**Material for this exercise**

· · ·

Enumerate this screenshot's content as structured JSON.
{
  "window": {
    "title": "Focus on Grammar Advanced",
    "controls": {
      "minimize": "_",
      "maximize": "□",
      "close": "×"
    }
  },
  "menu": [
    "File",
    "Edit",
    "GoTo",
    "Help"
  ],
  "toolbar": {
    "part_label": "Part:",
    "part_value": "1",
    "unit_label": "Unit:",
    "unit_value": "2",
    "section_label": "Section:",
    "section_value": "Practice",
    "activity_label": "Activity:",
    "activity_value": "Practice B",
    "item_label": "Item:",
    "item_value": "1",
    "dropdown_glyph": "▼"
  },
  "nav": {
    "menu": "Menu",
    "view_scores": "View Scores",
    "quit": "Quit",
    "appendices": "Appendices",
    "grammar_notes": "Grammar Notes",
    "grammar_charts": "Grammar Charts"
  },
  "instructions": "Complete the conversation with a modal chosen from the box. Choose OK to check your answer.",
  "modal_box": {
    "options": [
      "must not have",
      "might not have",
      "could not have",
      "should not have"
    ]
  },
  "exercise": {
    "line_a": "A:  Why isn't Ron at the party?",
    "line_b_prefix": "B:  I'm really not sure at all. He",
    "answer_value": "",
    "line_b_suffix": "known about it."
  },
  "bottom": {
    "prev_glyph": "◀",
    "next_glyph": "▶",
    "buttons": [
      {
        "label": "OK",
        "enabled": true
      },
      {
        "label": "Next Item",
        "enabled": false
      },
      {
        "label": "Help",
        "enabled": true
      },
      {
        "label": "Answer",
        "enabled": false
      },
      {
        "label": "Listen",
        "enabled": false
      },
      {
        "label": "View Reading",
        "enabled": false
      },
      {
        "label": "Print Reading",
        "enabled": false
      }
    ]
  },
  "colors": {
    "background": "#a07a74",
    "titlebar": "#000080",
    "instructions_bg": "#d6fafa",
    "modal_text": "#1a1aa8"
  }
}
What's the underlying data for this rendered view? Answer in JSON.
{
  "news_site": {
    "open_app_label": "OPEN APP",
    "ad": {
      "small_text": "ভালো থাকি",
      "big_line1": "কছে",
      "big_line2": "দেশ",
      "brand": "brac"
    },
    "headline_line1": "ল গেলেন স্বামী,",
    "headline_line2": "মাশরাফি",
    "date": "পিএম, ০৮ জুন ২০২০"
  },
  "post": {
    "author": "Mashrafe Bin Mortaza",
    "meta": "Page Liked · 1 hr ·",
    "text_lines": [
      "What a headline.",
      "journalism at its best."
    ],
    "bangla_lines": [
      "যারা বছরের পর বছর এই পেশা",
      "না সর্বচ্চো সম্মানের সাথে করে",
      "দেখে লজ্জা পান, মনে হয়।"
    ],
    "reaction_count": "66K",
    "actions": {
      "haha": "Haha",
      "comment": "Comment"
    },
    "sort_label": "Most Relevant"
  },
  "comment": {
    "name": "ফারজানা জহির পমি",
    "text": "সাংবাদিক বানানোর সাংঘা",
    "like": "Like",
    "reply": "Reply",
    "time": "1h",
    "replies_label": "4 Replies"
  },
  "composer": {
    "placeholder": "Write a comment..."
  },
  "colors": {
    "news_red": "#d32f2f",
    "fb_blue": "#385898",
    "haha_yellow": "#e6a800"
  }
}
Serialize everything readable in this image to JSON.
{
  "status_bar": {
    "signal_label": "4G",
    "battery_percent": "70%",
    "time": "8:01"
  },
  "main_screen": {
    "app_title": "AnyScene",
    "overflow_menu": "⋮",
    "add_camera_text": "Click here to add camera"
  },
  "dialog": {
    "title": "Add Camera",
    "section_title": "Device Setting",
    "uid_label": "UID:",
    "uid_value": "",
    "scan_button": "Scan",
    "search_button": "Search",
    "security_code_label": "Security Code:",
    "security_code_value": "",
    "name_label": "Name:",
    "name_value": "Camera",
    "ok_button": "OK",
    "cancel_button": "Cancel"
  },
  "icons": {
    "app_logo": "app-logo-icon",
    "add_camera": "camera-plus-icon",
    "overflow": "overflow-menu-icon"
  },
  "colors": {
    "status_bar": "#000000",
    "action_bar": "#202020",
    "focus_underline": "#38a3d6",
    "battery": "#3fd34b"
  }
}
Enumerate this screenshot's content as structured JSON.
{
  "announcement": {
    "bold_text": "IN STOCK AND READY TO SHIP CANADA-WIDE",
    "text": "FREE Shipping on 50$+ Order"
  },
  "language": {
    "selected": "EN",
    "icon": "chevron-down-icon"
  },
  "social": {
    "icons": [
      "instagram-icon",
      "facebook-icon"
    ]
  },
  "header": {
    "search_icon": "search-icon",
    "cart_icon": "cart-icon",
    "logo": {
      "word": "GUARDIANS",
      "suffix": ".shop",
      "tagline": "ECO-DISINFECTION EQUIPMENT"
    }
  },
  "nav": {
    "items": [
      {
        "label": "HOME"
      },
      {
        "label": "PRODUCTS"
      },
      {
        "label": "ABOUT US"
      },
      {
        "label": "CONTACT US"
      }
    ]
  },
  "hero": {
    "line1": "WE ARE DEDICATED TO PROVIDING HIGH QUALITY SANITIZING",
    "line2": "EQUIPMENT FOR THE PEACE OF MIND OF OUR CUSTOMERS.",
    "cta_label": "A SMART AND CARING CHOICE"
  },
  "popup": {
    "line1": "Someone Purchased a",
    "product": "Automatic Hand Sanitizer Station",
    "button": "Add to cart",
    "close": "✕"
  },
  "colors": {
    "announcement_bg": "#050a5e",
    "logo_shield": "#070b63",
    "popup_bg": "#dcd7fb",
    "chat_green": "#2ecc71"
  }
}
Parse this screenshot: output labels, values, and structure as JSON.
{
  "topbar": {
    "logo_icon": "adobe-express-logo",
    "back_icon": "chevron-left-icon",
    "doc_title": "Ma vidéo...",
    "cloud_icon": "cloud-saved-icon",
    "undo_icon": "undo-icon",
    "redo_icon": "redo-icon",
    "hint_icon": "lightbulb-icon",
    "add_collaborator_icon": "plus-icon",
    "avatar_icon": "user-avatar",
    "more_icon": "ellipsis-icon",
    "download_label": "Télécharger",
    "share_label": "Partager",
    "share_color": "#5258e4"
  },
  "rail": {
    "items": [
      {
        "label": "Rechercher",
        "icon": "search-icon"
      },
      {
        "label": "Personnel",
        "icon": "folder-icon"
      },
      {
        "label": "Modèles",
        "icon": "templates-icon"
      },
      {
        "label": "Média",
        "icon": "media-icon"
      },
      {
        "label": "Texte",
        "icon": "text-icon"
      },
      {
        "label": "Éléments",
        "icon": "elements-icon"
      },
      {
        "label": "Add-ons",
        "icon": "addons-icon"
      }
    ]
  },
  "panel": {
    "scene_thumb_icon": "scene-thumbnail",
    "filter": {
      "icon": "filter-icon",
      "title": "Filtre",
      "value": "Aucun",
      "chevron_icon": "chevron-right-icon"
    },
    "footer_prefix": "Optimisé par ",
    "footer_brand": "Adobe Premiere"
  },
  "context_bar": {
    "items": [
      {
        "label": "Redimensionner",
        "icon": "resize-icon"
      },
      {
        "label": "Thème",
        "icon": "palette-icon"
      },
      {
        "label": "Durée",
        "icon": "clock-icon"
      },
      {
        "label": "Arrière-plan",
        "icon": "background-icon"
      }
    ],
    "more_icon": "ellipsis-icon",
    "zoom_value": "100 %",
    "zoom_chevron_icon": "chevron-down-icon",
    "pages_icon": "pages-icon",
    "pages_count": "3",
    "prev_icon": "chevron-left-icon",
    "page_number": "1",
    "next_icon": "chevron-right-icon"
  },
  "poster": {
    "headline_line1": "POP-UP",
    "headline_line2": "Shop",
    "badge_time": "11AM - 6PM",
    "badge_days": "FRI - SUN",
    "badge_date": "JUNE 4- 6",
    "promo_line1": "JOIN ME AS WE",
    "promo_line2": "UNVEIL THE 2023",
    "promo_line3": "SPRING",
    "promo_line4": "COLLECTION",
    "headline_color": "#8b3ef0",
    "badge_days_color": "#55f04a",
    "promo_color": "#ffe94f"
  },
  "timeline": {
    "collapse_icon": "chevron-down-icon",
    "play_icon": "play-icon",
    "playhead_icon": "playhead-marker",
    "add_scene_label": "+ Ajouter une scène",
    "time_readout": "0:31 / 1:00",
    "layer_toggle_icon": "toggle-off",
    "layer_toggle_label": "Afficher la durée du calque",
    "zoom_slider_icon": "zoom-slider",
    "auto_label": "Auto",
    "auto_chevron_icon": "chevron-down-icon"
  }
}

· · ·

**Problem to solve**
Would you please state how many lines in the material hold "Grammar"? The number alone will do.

**Written answer**
3